Interface dataset entries
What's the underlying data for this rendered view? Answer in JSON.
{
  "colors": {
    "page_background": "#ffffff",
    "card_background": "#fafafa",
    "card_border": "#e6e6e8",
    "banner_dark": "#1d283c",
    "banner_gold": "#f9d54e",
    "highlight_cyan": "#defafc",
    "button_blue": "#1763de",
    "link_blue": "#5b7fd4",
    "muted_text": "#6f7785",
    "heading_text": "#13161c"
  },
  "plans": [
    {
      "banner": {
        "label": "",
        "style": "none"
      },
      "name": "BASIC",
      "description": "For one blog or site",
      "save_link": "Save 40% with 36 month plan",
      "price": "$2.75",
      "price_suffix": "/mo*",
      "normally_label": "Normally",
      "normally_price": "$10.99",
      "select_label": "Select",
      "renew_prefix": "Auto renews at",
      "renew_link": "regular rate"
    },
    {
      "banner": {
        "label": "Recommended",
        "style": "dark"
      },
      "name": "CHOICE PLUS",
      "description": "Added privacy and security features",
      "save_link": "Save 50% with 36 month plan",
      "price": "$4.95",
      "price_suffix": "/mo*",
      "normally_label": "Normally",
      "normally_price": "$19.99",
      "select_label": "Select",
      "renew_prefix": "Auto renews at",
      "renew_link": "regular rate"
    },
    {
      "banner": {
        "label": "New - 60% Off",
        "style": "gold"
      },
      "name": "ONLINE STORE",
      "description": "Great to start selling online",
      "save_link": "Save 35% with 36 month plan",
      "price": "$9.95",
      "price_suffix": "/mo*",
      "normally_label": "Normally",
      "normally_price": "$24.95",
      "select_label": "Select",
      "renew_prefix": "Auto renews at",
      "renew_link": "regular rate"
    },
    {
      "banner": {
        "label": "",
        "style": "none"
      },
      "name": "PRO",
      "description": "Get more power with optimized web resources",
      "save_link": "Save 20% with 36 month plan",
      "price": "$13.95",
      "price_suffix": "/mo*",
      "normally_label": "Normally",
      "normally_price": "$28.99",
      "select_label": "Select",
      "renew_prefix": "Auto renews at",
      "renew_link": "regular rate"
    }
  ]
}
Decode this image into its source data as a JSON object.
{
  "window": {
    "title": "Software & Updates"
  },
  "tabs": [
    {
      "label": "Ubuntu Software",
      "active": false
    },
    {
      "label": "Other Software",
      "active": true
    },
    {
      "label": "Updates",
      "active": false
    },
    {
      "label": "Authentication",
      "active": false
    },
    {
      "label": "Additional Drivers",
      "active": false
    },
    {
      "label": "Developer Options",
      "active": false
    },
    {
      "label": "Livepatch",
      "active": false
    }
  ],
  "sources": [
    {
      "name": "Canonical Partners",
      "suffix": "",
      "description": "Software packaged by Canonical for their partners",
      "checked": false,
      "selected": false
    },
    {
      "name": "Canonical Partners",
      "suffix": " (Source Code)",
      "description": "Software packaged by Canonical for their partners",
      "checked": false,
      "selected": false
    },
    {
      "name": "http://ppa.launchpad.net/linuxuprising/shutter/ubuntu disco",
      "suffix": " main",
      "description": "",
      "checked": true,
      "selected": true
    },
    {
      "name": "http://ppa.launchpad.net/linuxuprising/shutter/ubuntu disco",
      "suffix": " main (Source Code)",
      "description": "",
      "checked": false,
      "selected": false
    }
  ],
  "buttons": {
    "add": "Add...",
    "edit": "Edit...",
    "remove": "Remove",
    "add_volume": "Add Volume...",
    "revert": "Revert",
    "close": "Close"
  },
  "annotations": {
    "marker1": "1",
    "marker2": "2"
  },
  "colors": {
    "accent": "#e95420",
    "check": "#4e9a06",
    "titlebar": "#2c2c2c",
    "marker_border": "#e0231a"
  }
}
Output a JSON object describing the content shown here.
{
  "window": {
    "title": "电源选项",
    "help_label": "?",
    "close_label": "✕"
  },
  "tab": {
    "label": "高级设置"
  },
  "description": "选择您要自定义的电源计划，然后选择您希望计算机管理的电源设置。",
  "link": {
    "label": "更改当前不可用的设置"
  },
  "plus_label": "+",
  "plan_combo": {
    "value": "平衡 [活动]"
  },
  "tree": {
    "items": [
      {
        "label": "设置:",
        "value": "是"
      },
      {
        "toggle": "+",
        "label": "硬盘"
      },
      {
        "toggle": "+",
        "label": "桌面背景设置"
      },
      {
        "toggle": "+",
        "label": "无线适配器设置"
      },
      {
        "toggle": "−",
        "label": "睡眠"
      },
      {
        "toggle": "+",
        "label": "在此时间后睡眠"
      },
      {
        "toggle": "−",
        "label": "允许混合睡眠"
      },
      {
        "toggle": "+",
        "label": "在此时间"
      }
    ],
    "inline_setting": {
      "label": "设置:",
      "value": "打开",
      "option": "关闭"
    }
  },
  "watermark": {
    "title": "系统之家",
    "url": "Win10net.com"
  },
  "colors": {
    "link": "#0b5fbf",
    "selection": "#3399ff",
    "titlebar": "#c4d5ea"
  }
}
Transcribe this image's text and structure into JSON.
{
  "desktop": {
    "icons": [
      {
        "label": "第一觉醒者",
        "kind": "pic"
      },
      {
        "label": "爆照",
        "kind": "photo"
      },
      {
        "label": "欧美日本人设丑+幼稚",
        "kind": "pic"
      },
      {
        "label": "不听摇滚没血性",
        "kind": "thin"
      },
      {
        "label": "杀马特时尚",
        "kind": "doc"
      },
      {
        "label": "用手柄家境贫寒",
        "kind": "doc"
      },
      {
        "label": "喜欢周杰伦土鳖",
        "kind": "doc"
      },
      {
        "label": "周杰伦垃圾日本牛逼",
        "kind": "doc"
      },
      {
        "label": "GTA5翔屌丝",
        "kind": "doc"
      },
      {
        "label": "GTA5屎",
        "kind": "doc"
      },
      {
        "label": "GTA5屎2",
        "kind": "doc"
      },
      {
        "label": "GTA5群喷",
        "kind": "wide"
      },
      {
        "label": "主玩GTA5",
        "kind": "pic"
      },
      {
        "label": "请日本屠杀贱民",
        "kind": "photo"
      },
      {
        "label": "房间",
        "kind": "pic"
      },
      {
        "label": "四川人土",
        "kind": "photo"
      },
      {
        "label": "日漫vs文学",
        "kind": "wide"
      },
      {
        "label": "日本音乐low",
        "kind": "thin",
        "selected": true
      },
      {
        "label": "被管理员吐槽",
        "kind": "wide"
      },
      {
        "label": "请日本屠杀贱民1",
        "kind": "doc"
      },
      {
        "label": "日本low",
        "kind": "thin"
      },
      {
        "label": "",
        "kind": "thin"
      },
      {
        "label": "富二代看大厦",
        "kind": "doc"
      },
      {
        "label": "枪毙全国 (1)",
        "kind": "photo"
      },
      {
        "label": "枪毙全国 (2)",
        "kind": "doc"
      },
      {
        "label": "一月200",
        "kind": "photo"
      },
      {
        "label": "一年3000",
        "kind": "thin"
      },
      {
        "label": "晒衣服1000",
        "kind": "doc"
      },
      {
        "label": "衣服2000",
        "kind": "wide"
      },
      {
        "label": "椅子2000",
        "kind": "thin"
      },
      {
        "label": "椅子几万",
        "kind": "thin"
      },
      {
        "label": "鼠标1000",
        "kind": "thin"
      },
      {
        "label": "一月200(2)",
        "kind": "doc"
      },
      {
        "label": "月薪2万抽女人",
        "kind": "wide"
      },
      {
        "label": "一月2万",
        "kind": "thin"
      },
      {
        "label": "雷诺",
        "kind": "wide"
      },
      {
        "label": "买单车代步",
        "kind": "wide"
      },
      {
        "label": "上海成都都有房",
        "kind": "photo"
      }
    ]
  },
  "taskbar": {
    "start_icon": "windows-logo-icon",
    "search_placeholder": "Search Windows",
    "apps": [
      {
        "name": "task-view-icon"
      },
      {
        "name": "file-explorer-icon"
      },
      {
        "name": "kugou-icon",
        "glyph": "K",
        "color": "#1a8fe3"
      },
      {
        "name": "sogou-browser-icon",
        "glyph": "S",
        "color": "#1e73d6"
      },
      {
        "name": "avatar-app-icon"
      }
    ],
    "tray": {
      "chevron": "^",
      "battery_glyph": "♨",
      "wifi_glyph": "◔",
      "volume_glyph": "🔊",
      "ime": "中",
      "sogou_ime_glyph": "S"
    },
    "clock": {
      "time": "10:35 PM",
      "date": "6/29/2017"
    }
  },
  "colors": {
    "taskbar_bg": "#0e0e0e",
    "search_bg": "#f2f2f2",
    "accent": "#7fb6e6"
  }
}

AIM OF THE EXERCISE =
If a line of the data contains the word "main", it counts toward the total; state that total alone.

FINISHED EXERCISE =
2